Offset the side effects of winter hats

SHARE Offset the side effects of winter hats

NEW YORK — Hats are as much a part of a winter survival kit as boots or gloves, but those latter pieces don't really have side effects. Hats do.

Hat hair can come at you from any angle and attack any style and hair type. Just ask anyone who's taken off their hat to find every strand of hair on their head going in a different direction.

Hairstylist Marc Anthony is Canadian, which gives him an instant pedigree when it comes to knowledge about cold-weather hair. He says cold-weather hair is entirely different from rest-of-the-year hair.

"Essentially, static is caused by dryness," says Anthony. We all know that rubbing a balloon on your hair will make your hair stand up — that's just static electricity. Have you ever tried that on damp hair? It doesn't work."

Maybe Anthony is on to something.

"Moisture creates a barrier preventing static from forming," he explains.

Of course, wet hair can turn to ice in cool climes, so Anthony suggests using a moisturizer, particularly a leave-in product. Apply a small amount of moisturizer to towel-dried hair before blow-drying.

Style, both of your hair and your hat, also can cause "hat head."

Anthony says someone with straight hair should consider a knit cap, with the hair pulled into two loose braids right after it's dried. Secure the braids loosely, so there'll be no kinks when you take them out.

When you get to your final destination, take the hat off and untwist the braids. You'll be left with a loose wave. Anthony also suggests touching up the top with a finishing spray or gloss.

With an aviator cap — which is among the warmest styles because of its ear flaps — you can have either pin-straight or slightly bouncy hair.

If you want a straight look, use a straightening cream as you blow-dry; if you want a gentle curl, use a curl lotion.

Either way, your hair should be completely dry when you first put the hat on, Anthony says.

Slide the cap on gently without having the hair move too much as you're putting it on.

When you take the hat off, comb straight hair or run fingers through curly hair. You might not even need gloss or finishing spray.

If you like the look of a beret, go with curly hair, Anthony says, gently pulling the hat on over styled hair. With your fingertips, slide the hair up and the root under the beret just a little bit to give added lift at the crown.

A wrapped scarf also works for curls, especially if it's stormy and windy outside, because it can accommodate big curls.

Anthony recommends using both a curl lotion and curl booster on damp hair and then using the diffuser on the blow-dryer to get the shape of the curl that you want. Next, gently drape the scarf over your curls and lightly wrap around your neck, which will hold your hair in place.
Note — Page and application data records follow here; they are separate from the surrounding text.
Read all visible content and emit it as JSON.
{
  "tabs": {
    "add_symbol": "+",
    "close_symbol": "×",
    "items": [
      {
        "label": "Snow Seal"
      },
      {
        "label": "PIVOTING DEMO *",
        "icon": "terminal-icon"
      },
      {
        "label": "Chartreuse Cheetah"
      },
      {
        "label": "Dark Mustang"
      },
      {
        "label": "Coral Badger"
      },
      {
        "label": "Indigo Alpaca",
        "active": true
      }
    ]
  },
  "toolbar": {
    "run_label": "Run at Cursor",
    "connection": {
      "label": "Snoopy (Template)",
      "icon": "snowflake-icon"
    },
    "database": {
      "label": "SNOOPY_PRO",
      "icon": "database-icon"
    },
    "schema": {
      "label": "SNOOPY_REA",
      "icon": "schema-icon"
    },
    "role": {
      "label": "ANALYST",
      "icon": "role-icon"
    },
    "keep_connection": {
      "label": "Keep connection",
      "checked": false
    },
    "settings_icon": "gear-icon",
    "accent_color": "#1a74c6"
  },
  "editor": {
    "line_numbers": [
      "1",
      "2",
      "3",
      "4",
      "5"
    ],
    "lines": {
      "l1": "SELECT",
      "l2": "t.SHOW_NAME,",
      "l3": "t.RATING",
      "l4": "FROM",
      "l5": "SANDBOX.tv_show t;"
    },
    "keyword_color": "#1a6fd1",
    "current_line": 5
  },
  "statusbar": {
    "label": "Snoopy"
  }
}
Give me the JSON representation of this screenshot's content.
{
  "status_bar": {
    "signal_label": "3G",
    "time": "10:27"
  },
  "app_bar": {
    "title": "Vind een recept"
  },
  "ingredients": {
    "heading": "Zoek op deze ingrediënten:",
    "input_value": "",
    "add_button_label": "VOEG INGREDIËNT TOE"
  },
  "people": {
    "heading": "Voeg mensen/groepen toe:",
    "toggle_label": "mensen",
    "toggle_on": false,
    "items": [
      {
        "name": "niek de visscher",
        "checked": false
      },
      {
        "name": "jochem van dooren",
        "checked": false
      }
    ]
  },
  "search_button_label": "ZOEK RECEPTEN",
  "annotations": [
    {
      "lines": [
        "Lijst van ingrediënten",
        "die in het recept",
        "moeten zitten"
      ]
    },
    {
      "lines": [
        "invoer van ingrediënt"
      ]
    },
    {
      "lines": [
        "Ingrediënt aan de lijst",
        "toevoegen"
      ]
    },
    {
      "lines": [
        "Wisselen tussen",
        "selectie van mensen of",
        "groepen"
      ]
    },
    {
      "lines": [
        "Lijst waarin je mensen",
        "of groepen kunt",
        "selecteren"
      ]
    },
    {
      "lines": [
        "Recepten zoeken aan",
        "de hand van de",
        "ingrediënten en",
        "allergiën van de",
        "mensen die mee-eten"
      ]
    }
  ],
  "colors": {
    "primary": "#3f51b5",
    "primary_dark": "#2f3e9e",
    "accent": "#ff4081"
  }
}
A fedora requires more upfront styling work since Anthony suggests a low-slung bun at the nape of the neck, but the upside is the hat doesn't interfere at all with the style so there's nothing to do when you take the hat off.

To create the bun, roll the ends of fully dried hair and pin them in at the nape, resembling an old-fashioned bob. That hat protects the curl at the bottom from becoming stringy.

Another option is to slide out the pins you've worn under a fedora, use a small amount of gloss and pull it through the hair.